    This pattern went through a couple of changes through the testing process, which is partly what the test process is, to iron any kinks in the size grading and instructions.

    The original skirt was to made from knit fabric, but the first test group had issues, so when it got to my group for testing, it had changed to a woven or structured knit. I had a lot of trouble with my fit version, which I think was partly to do with the style (the pleats were sewn down a lot further creating less room in the hips) and I also think I didn’t sew the right size for me.

    It bunched at the hips and non contoured waistband sat funny on my waist. It was not a flattering look! I was a little scared to see what the final version would come out as, but a few additional changes were made and I think they made a big difference. The main difference was incorporating the option for a ribbed waistband option to help with the waistband issues.

    I had initially picked out some cute grapefruit fabric to make my final from, but pleated skirts are incredibly fabric hungry and I didn’t have enough. I did however have some stylish black and gold cotton poplin that I got from a friend who was de-stashing and it was perfect.

    While pleats are time consuming, I actually find it quite cathartic and satisfying watching them come together. It’s ‘slow’ sewing, but requires more skill and attention to detail, which I think is good to have a few of those projects every now and then. Especially if you’re a fast and dirty sewer like I am haha.

    I think the final skirt came up quite good and when I paired it with my new Tennessee Tee in a deep red/Burgundy, it really popped. Throw in a pair of black kitten heels and I was already for my Valentines date of salmon and rice with my husband and kids at 5.30 before I ran off to work haha. Glamorous Valentines for us for sure 😉


  • Pattern Test of the Back to Front (BTF) Dress

    Pattern: Back to Front (BTF) Dress/Romper
    Designer: Tadah Patterns
    Fabrics: Cotton Poplin – I think from Spotlight, have had a LONG time
    Measurements: Chest: 46cm; Waist: 47cm; Height: 77cm
    Size made: 00 chest graded to 0 height
    Pros: Really simple construction, can be worn both ways.
    Cons: Size was a little tight on my models, may want to consider sizing up.

    The Wrap Up:

    This was my first time testing for Tadah.

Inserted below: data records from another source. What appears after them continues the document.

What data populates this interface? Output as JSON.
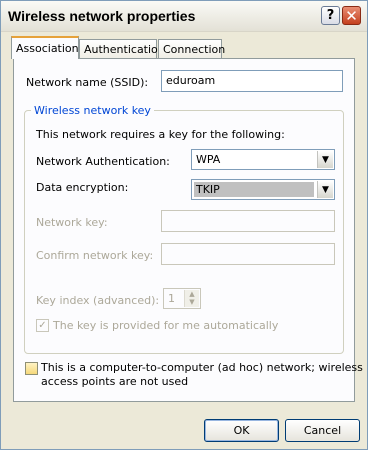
{
  "window": {
    "title": "Wireless network properties",
    "help_label": "?",
    "close_label": "✕"
  },
  "tabs": [
    {
      "label": "Association",
      "active": true
    },
    {
      "label": "Authentication",
      "active": false
    },
    {
      "label": "Connection",
      "active": false
    }
  ],
  "association": {
    "ssid_label": "Network name (SSID):",
    "ssid_value": "eduroam",
    "group_title": "Wireless network key",
    "key_requirement_text": "This network requires a key for the following:",
    "auth_label": "Network Authentication:",
    "auth_value": "WPA",
    "encryption_label": "Data encryption:",
    "encryption_value": "TKIP",
    "network_key_label": "Network key:",
    "confirm_key_label": "Confirm network key:",
    "key_index_label": "Key index (advanced):",
    "key_index_value": "1",
    "auto_key_label": "The key is provided for me automatically",
    "auto_key_checked": true,
    "adhoc_label_line1": "This is a computer-to-computer (ad hoc) network; wireless",
    "adhoc_label_line2": "access points are not used",
    "adhoc_checked": false
  },
  "buttons": {
    "ok": "OK",
    "cancel": "Cancel"
  },
  "colors": {
    "group_title": "#0046d5",
    "close_button": "#c4401f",
    "disabled_text": "#aca899"
  }
}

As a long time lover of there patterns, it really was quite an honour to get a chance to help owner Lauren to test this latest pattern.

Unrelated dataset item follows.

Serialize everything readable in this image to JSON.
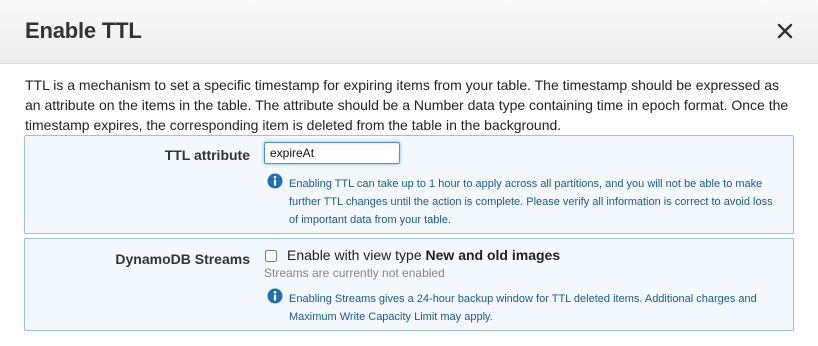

    I put my hand up to test the 00 size as I was going to be using my friends little girl as my model. When I got her measurements she ended up fitting in the 00 size for chest but 0 for length, so I ended up grading to suit.

    Finished Garment ready for fit photos

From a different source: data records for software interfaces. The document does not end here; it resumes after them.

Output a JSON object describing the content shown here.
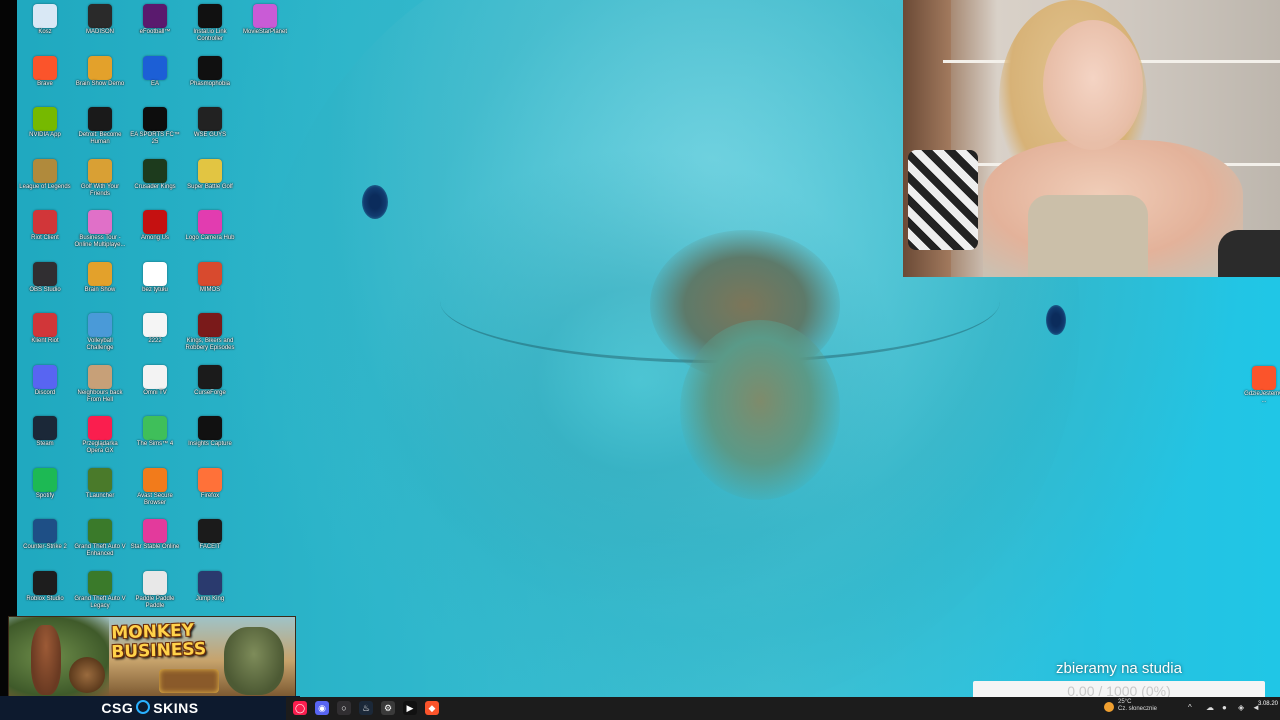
{
  "desktop_icons": [
    {
      "label": "Kosz",
      "icon": "recycle-bin-icon",
      "color": "#d9e8f5"
    },
    {
      "label": "MADISON",
      "icon": "madison-game-icon",
      "color": "#2a2a2a"
    },
    {
      "label": "eFootball™",
      "icon": "efootball-icon",
      "color": "#5a1a6e"
    },
    {
      "label": "Instal.io Link Controller",
      "icon": "controller-app-icon",
      "color": "#111111"
    },
    {
      "label": "MovieStarPlanet",
      "icon": "moviestarplanet-icon",
      "color": "#c95bd6"
    },
    {
      "label": "Brave",
      "icon": "brave-browser-icon",
      "color": "#fb542b"
    },
    {
      "label": "Brain Show Demo",
      "icon": "brain-show-demo-icon",
      "color": "#e3a12b"
    },
    {
      "label": "EA",
      "icon": "ea-app-icon",
      "color": "#1c5fd6"
    },
    {
      "label": "Phasmophobia",
      "icon": "phasmophobia-icon",
      "color": "#101010"
    },
    {
      "label": "NVIDIA App",
      "icon": "nvidia-icon",
      "color": "#76b900"
    },
    {
      "label": "Detroit: Become Human",
      "icon": "detroit-icon",
      "color": "#1a1a1a"
    },
    {
      "label": "EA SPORTS FC™ 25",
      "icon": "ea-fc-icon",
      "color": "#0d0d0d"
    },
    {
      "label": "WSE GUYS",
      "icon": "wse-guys-icon",
      "color": "#222222"
    },
    {
      "label": "League of Legends",
      "icon": "league-of-legends-icon",
      "color": "#b08a3c"
    },
    {
      "label": "Golf With Your Friends",
      "icon": "golf-icon",
      "color": "#d9a034"
    },
    {
      "label": "Crusader Kings",
      "icon": "crusader-icon",
      "color": "#1d3b1d"
    },
    {
      "label": "Super Battle Golf",
      "icon": "super-battle-golf-icon",
      "color": "#e2c542"
    },
    {
      "label": "Riot Client",
      "icon": "riot-client-icon",
      "color": "#d13639"
    },
    {
      "label": "Business Tour - Online Multiplaye...",
      "icon": "business-tour-icon",
      "color": "#e070c8"
    },
    {
      "label": "Among Us",
      "icon": "among-us-icon",
      "color": "#c51111"
    },
    {
      "label": "Logo Camera Hub",
      "icon": "camera-hub-icon",
      "color": "#e23cb0"
    },
    {
      "label": "OBS Studio",
      "icon": "obs-icon",
      "color": "#302e31"
    },
    {
      "label": "Brain Show",
      "icon": "brain-show-icon",
      "color": "#e3a12b"
    },
    {
      "label": "bez tytułu",
      "icon": "blank-file-icon",
      "color": "#ffffff"
    },
    {
      "label": "MIMOS",
      "icon": "mimos-icon",
      "color": "#d84a2e"
    },
    {
      "label": "Klient Riot",
      "icon": "riot-client-alt-icon",
      "color": "#d13639"
    },
    {
      "label": "Volleyball Challenge",
      "icon": "volleyball-icon",
      "color": "#4a9ad8"
    },
    {
      "label": "2222",
      "icon": "document-icon",
      "color": "#f5f5f5"
    },
    {
      "label": "Kings, Bikers and Robbery Episodes",
      "icon": "kings-bikers-icon",
      "color": "#7a1a1a"
    },
    {
      "label": "Discord",
      "icon": "discord-icon",
      "color": "#5865f2"
    },
    {
      "label": "Neighbours back From Hell",
      "icon": "neighbours-icon",
      "color": "#c7a078"
    },
    {
      "label": "Omni TV",
      "icon": "omni-tv-icon",
      "color": "#f3f3f3"
    },
    {
      "label": "CurseForge",
      "icon": "curseforge-icon",
      "color": "#1b1b1b"
    },
    {
      "label": "Steam",
      "icon": "steam-icon",
      "color": "#1b2838"
    },
    {
      "label": "Przeglądarka Opera GX",
      "icon": "opera-gx-icon",
      "color": "#fa1e4e"
    },
    {
      "label": "The Sims™ 4",
      "icon": "sims-icon",
      "color": "#3fbf5a"
    },
    {
      "label": "Insights Capture",
      "icon": "insights-capture-icon",
      "color": "#111111"
    },
    {
      "label": "Spotify",
      "icon": "spotify-icon",
      "color": "#1db954"
    },
    {
      "label": "TLauncher",
      "icon": "tlauncher-icon",
      "color": "#4a7a2a"
    },
    {
      "label": "Avast Secure Browser",
      "icon": "avast-browser-icon",
      "color": "#f27b1b"
    },
    {
      "label": "Firefox",
      "icon": "firefox-icon",
      "color": "#ff7139"
    },
    {
      "label": "Counter-Strike 2",
      "icon": "counter-strike-icon",
      "color": "#1e4f86"
    },
    {
      "label": "Grand Theft Auto V Enhanced",
      "icon": "gta-v-enhanced-icon",
      "color": "#3a7a2a"
    },
    {
      "label": "Star Stable Online",
      "icon": "star-stable-icon",
      "color": "#e33a9c"
    },
    {
      "label": "FACEIT",
      "icon": "faceit-icon",
      "color": "#1b1b1b"
    },
    {
      "label": "Roblox Studio",
      "icon": "roblox-studio-icon",
      "color": "#1d1d1d"
    },
    {
      "label": "Grand Theft Auto V Legacy",
      "icon": "gta-v-legacy-icon",
      "color": "#3a7a2a"
    },
    {
      "label": "Paddle Paddle Paddle",
      "icon": "paddle-icon",
      "color": "#e8e8e8"
    },
    {
      "label": "Jump King",
      "icon": "jump-king-icon",
      "color": "#2a3a6e"
    }
  ],
  "right_desktop_icon": {
    "label": "GdzieJestemQ...",
    "icon": "brave-shortcut-icon",
    "color": "#fb542b"
  },
  "ad": {
    "title": "MONKEY BUSINESS"
  },
  "sponsor": {
    "text_left": "CSG",
    "text_right": "SKINS"
  },
  "donation_goal": {
    "title": "zbieramy na studia",
    "progress_text": "0.00 / 1000 (0%)",
    "current": 0,
    "target": 1000,
    "fill_fraction": 0
  },
  "taskbar_icons": [
    {
      "icon": "opera-gx-taskbar-icon",
      "color": "#fa1e4e",
      "glyph": "◯"
    },
    {
      "icon": "discord-taskbar-icon",
      "color": "#5865f2",
      "glyph": "◉"
    },
    {
      "icon": "obs-taskbar-icon",
      "color": "#302e31",
      "glyph": "○"
    },
    {
      "icon": "steam-taskbar-icon",
      "color": "#1b2838",
      "glyph": "♨"
    },
    {
      "icon": "settings-taskbar-icon",
      "color": "#3a3a3a",
      "glyph": "⚙"
    },
    {
      "icon": "capture-taskbar-icon",
      "color": "#111111",
      "glyph": "▶"
    },
    {
      "icon": "brave-taskbar-icon",
      "color": "#fb542b",
      "glyph": "◆"
    }
  ],
  "weather": {
    "temp": "25°C",
    "desc": "Cz. słonecznie"
  },
  "clock": {
    "date": "3.08.20"
  }
}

    The version I tested was a little long in the short straps which I know was fixed in the final pattern, which is why its so important for designers to get a variety of models in the test phase, to iron out any of these little issues.

    I chose to use a cute floral woven I’ve had in my stash forever and it turned out so cute. I did the most simple version as I was running a bit short on time to get my fit photos in. I was able to use my friends little girl for fit photos, but on the day didn’t get to do any styled shots. As there weren’t any major changes to the final version, I was able to use my fit garment for the final photos but changed models to my neighbour as she was available the day I could take the pics. Lucky the are the same size 🙈.

    I love the versatility of this pattern being that it can be worn both ways and still look super stylish and cute. It also has quite an easy construction designed with beginners in mind, so definitely give this a go if you’re new to sewing and want something easy. Lauren also has a really helpful Facebook Group that you can join for extra help or advice if you get stuck.

    I have a few more of these planned now, I want to try the ruffles and I think they would make a great baby gift.

    This pattern is on sale to celebrate its release so jump on the link below and grab it while its discounted. Tag me in your make so I can see your cute version as well!